Now, we could leave these like this, but it’s ideal to express cos three 𝜃 purely in terms of cos and sin three 𝜃 purely in terms of sin. So, we use the well-known trigonometric identity cos squared 𝜃 plus sin squared 𝜃 equals one. And if we rearrange, we find that sin squared 𝜃 is equal to one minus cos squared 𝜃. Distributing these parentheses, and we find that this is equal to cos cubed 𝜃 minus three cos 𝜃 plus three cos cubed 𝜃. And finally, we collect like terms. And we find that cos of three 𝜃 is equal to four cos cubed 𝜃 minus three cos 𝜃.

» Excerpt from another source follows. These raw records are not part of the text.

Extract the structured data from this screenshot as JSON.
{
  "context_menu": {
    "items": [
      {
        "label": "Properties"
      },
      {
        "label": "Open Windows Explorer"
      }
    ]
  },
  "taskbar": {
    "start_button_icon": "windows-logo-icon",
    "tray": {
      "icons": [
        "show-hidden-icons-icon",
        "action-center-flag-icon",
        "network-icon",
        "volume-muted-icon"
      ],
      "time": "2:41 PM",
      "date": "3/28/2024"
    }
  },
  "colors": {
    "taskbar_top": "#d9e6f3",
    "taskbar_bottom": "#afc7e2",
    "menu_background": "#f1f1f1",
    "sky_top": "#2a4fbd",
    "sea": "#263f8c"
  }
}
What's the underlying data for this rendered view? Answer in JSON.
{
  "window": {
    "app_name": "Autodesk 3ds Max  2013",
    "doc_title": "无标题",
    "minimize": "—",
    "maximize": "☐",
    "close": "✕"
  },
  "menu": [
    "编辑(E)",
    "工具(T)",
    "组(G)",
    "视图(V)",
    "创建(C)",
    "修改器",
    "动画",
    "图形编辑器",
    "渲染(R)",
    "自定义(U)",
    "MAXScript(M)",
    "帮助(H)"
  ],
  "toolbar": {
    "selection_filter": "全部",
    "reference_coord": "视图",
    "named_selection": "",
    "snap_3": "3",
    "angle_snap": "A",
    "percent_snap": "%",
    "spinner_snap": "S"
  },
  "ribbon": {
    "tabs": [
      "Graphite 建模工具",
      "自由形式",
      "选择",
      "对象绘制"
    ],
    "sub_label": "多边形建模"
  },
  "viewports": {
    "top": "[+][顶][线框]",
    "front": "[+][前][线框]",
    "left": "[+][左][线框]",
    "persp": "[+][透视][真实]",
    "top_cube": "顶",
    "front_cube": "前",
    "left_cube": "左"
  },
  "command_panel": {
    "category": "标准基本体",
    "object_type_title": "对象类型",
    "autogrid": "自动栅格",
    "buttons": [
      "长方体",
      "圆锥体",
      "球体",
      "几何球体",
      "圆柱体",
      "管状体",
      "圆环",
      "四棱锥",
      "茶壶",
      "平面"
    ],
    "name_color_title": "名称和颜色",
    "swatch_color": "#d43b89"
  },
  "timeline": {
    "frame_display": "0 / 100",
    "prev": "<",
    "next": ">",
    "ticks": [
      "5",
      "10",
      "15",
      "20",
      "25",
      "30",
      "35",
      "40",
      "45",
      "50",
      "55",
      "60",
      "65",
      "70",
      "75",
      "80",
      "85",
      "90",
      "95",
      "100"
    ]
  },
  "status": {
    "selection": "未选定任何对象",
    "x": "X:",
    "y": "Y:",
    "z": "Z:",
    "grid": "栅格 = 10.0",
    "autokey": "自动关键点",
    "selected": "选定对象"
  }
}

Let’s repeat this process for sin three 𝜃. This time, we replace cos squared 𝜃 with one minus sin squared 𝜃. Distributing the parentheses, and this becomes three sin 𝜃 minus three sin cubed 𝜃 minus sin cubed 𝜃, which simplifies to three sin 𝜃 minus four sin cubed 𝜃. And so, we’ve used Euler’s formula to derive a formula for cos three 𝜃 and sin three 𝜃 in terms of sin 𝜃 and cos 𝜃. Cos three 𝜃 is equal to four cos cubed 𝜃 minus three cos 𝜃, whereas sin three 𝜃 is equal to three sin 𝜃 minus four sin cubed 𝜃.